* TASK OBJECTIVE
Nothing but the text of the records should come back; copy it exactly and leave the pictures out.

* INFORMATION SUPPLIED
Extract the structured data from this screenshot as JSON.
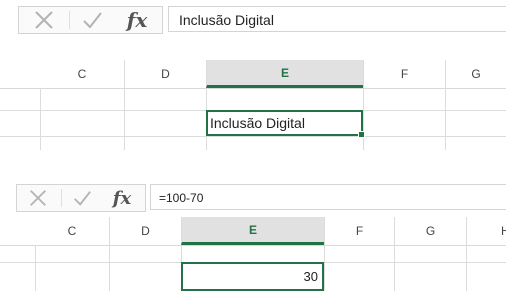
{
  "panel1": {
    "formula_bar": {
      "cancel_icon": "x-icon",
      "enter_icon": "checkmark-icon",
      "fx_label": "fx",
      "content": "Inclusão Digital"
    },
    "columns": [
      "C",
      "D",
      "E",
      "F",
      "G"
    ],
    "selected_column": "E",
    "active_cell_value": "Inclusão Digital"
  },
  "panel2": {
    "formula_bar": {
      "cancel_icon": "x-icon",
      "enter_icon": "checkmark-icon",
      "fx_label": "fx",
      "content": "=100-70"
    },
    "columns": [
      "C",
      "D",
      "E",
      "F",
      "G",
      "H"
    ],
    "selected_column": "E",
    "active_cell_value": "30"
  },
  "colors": {
    "accent": "#217346",
    "header_selected_bg": "#e1e1e1",
    "gridline": "#dcdcdc"
  }
}
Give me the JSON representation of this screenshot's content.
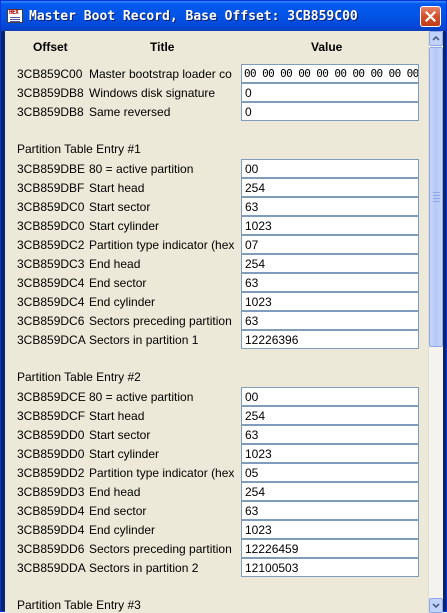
{
  "window": {
    "title": "Master Boot Record, Base Offset: 3CB859C00",
    "icon_text": "HEX"
  },
  "columns": {
    "offset": "Offset",
    "title": "Title",
    "value": "Value"
  },
  "sections": [
    {
      "heading": "",
      "rows": [
        {
          "offset": "3CB859C00",
          "title": "Master bootstrap loader co",
          "value": "00 00 00 00 00 00 00 00 00 00 00 00"
        },
        {
          "offset": "3CB859DB8",
          "title": "Windows disk signature",
          "value": "0"
        },
        {
          "offset": "3CB859DB8",
          "title": "Same reversed",
          "value": "0"
        }
      ]
    },
    {
      "heading": "Partition Table Entry #1",
      "rows": [
        {
          "offset": "3CB859DBE",
          "title": "80 = active partition",
          "value": "00"
        },
        {
          "offset": "3CB859DBF",
          "title": "Start head",
          "value": "254"
        },
        {
          "offset": "3CB859DC0",
          "title": "Start sector",
          "value": "63"
        },
        {
          "offset": "3CB859DC0",
          "title": "Start cylinder",
          "value": "1023"
        },
        {
          "offset": "3CB859DC2",
          "title": "Partition type indicator (hex",
          "value": "07"
        },
        {
          "offset": "3CB859DC3",
          "title": "End head",
          "value": "254"
        },
        {
          "offset": "3CB859DC4",
          "title": "End sector",
          "value": "63"
        },
        {
          "offset": "3CB859DC4",
          "title": "End cylinder",
          "value": "1023"
        },
        {
          "offset": "3CB859DC6",
          "title": "Sectors preceding partition",
          "value": "63"
        },
        {
          "offset": "3CB859DCA",
          "title": "Sectors in partition 1",
          "value": "12226396"
        }
      ]
    },
    {
      "heading": "Partition Table Entry #2",
      "rows": [
        {
          "offset": "3CB859DCE",
          "title": "80 = active partition",
          "value": "00"
        },
        {
          "offset": "3CB859DCF",
          "title": "Start head",
          "value": "254"
        },
        {
          "offset": "3CB859DD0",
          "title": "Start sector",
          "value": "63"
        },
        {
          "offset": "3CB859DD0",
          "title": "Start cylinder",
          "value": "1023"
        },
        {
          "offset": "3CB859DD2",
          "title": "Partition type indicator (hex",
          "value": "05"
        },
        {
          "offset": "3CB859DD3",
          "title": "End head",
          "value": "254"
        },
        {
          "offset": "3CB859DD4",
          "title": "End sector",
          "value": "63"
        },
        {
          "offset": "3CB859DD4",
          "title": "End cylinder",
          "value": "1023"
        },
        {
          "offset": "3CB859DD6",
          "title": "Sectors preceding partition",
          "value": "12226459"
        },
        {
          "offset": "3CB859DDA",
          "title": "Sectors in partition 2",
          "value": "12100503"
        }
      ]
    },
    {
      "heading": "Partition Table Entry #3",
      "rows": []
    }
  ]
}
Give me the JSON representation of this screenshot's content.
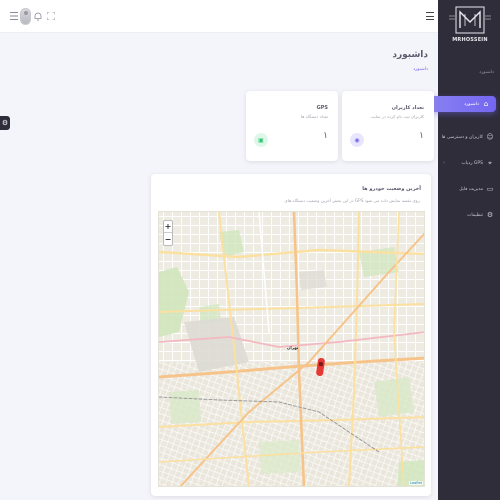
{
  "topbar": {
    "icons": [
      "grid-icon",
      "fullscreen-icon",
      "bell-icon",
      "avatar"
    ]
  },
  "sidebar": {
    "logo_text": "MRHOSSEIN",
    "subtitle": "داشبورد",
    "items": [
      {
        "label": "داشبورد",
        "icon": "home-icon",
        "active": true
      },
      {
        "label": "کاربران و دسترسی ها",
        "icon": "user-icon",
        "has_arrow": true
      },
      {
        "label": "ردیاب GPS",
        "icon": "location-icon",
        "has_arrow": true
      },
      {
        "label": "مدیریت فایل",
        "icon": "file-icon"
      },
      {
        "label": "تنظیمات",
        "icon": "settings-icon"
      }
    ]
  },
  "page": {
    "title": "داشبورد",
    "breadcrumb": "داشبورد"
  },
  "cards": [
    {
      "title": "تعداد کاربران",
      "subtitle": "کاربران ثبت نام کرده در سایت",
      "value": "۱",
      "badge_color": "#7367f0"
    },
    {
      "title": "GPS",
      "subtitle": "تعداد دستگاه ها",
      "value": "۱",
      "badge_color": "#28c76f"
    }
  ],
  "map_card": {
    "title": "آخرین وضعیت خودرو ها",
    "subtitle": "در این بخش آخرین وضعیت دستگاه های GPS روی نقشه نمایش داده می شود.",
    "zoom_in": "+",
    "zoom_out": "−",
    "city_label": "تهران",
    "attribution": "Leaflet"
  },
  "colors": {
    "accent": "#7367f0",
    "sidebar_bg": "#2f2d3a",
    "success": "#28c76f",
    "car": "#e53935"
  }
}
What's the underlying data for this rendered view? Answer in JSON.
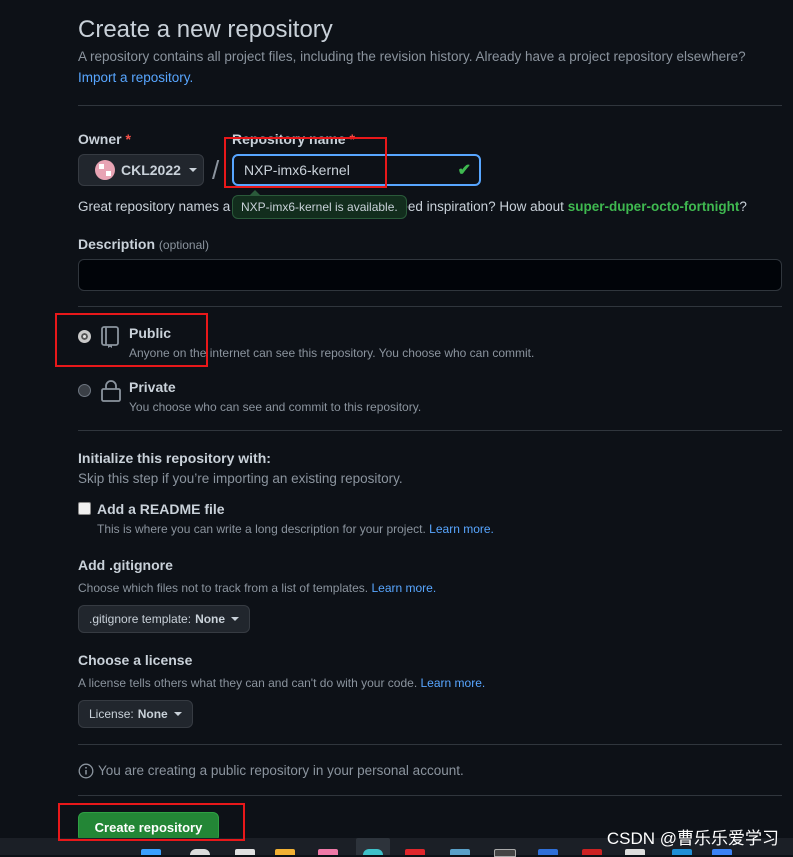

* RESULT OF THIS TASK
Extract the structured data from this screenshot as JSON.
{
  "panel1": {
    "formula_bar": {
      "cancel_icon": "x-icon",
      "enter_icon": "checkmark-icon",
      "fx_label": "fx",
      "content": "Inclusão Digital"
    },
    "columns": [
      "C",
      "D",
      "E",
      "F",
      "G"
    ],
    "selected_column": "E",
    "active_cell_value": "Inclusão Digital"
  },
  "panel2": {
    "formula_bar": {
      "cancel_icon": "x-icon",
      "enter_icon": "checkmark-icon",
      "fx_label": "fx",
      "content": "=100-70"
    },
    "columns": [
      "C",
      "D",
      "E",
      "F",
      "G",
      "H"
    ],
    "selected_column": "E",
    "active_cell_value": "30"
  },
  "colors": {
    "accent": "#217346",
    "header_selected_bg": "#e1e1e1",
    "gridline": "#dcdcdc"
  }
}
Give me the JSON representation of this screenshot's content.
{
  "window": {
    "title": "Master Boot Record, Base Offset: 3CB859C00",
    "icon_text": "HEX"
  },
  "columns": {
    "offset": "Offset",
    "title": "Title",
    "value": "Value"
  },
  "sections": [
    {
      "heading": "",
      "rows": [
        {
          "offset": "3CB859C00",
          "title": "Master bootstrap loader co",
          "value": "00 00 00 00 00 00 00 00 00 00 00 00"
        },
        {
          "offset": "3CB859DB8",
          "title": "Windows disk signature",
          "value": "0"
        },
        {
          "offset": "3CB859DB8",
          "title": "Same reversed",
          "value": "0"
        }
      ]
    },
    {
      "heading": "Partition Table Entry #1",
      "rows": [
        {
          "offset": "3CB859DBE",
          "title": "80 = active partition",
          "value": "00"
        },
        {
          "offset": "3CB859DBF",
          "title": "Start head",
          "value": "254"
        },
        {
          "offset": "3CB859DC0",
          "title": "Start sector",
          "value": "63"
        },
        {
          "offset": "3CB859DC0",
          "title": "Start cylinder",
          "value": "1023"
        },
        {
          "offset": "3CB859DC2",
          "title": "Partition type indicator (hex",
          "value": "07"
        },
        {
          "offset": "3CB859DC3",
          "title": "End head",
          "value": "254"
        },
        {
          "offset": "3CB859DC4",
          "title": "End sector",
          "value": "63"
        },
        {
          "offset": "3CB859DC4",
          "title": "End cylinder",
          "value": "1023"
        },
        {
          "offset": "3CB859DC6",
          "title": "Sectors preceding partition",
          "value": "63"
        },
        {
          "offset": "3CB859DCA",
          "title": "Sectors in partition 1",
          "value": "12226396"
        }
      ]
    },
    {
      "heading": "Partition Table Entry #2",
      "rows": [
        {
          "offset": "3CB859DCE",
          "title": "80 = active partition",
          "value": "00"
        },
        {
          "offset": "3CB859DCF",
          "title": "Start head",
          "value": "254"
        },
        {
          "offset": "3CB859DD0",
          "title": "Start sector",
          "value": "63"
        },
        {
          "offset": "3CB859DD0",
          "title": "Start cylinder",
          "value": "1023"
        },
        {
          "offset": "3CB859DD2",
          "title": "Partition type indicator (hex",
          "value": "05"
        },
        {
          "offset": "3CB859DD3",
          "title": "End head",
          "value": "254"
        },
        {
          "offset": "3CB859DD4",
          "title": "End sector",
          "value": "63"
        },
        {
          "offset": "3CB859DD4",
          "title": "End cylinder",
          "value": "1023"
        },
        {
          "offset": "3CB859DD6",
          "title": "Sectors preceding partition",
          "value": "12226459"
        },
        {
          "offset": "3CB859DDA",
          "title": "Sectors in partition 2",
          "value": "12100503"
        }
      ]
    },
    {
      "heading": "Partition Table Entry #3",
      "rows": []
    }
  ]
}
Give me the JSON representation of this screenshot's content.
{
  "topbar": {
    "icons": [
      "grid-icon",
      "fullscreen-icon",
      "bell-icon",
      "avatar"
    ]
  },
  "sidebar": {
    "logo_text": "MRHOSSEIN",
    "subtitle": "داشبورد",
    "items": [
      {
        "label": "داشبورد",
        "icon": "home-icon",
        "active": true
      },
      {
        "label": "کاربران و دسترسی ها",
        "icon": "user-icon",
        "has_arrow": true
      },
      {
        "label": "ردیاب GPS",
        "icon": "location-icon",
        "has_arrow": true
      },
      {
        "label": "مدیریت فایل",
        "icon": "file-icon"
      },
      {
        "label": "تنظیمات",
        "icon": "settings-icon"
      }
    ]
  },
  "page": {
    "title": "داشبورد",
    "breadcrumb": "داشبورد"
  },
  "cards": [
    {
      "title": "تعداد کاربران",
      "subtitle": "کاربران ثبت نام کرده در سایت",
      "value": "۱",
      "badge_color": "#7367f0"
    },
    {
      "title": "GPS",
      "subtitle": "تعداد دستگاه ها",
      "value": "۱",
      "badge_color": "#28c76f"
    }
  ],
  "map_card": {
    "title": "آخرین وضعیت خودرو ها",
    "subtitle": "در این بخش آخرین وضعیت دستگاه های GPS روی نقشه نمایش داده می شود.",
    "zoom_in": "+",
    "zoom_out": "−",
    "city_label": "تهران",
    "attribution": "Leaflet"
  },
  "colors": {
    "accent": "#7367f0",
    "sidebar_bg": "#2f2d3a",
    "success": "#28c76f",
    "car": "#e53935"
  }
}
What's the underlying data for this rendered view? Answer in JSON.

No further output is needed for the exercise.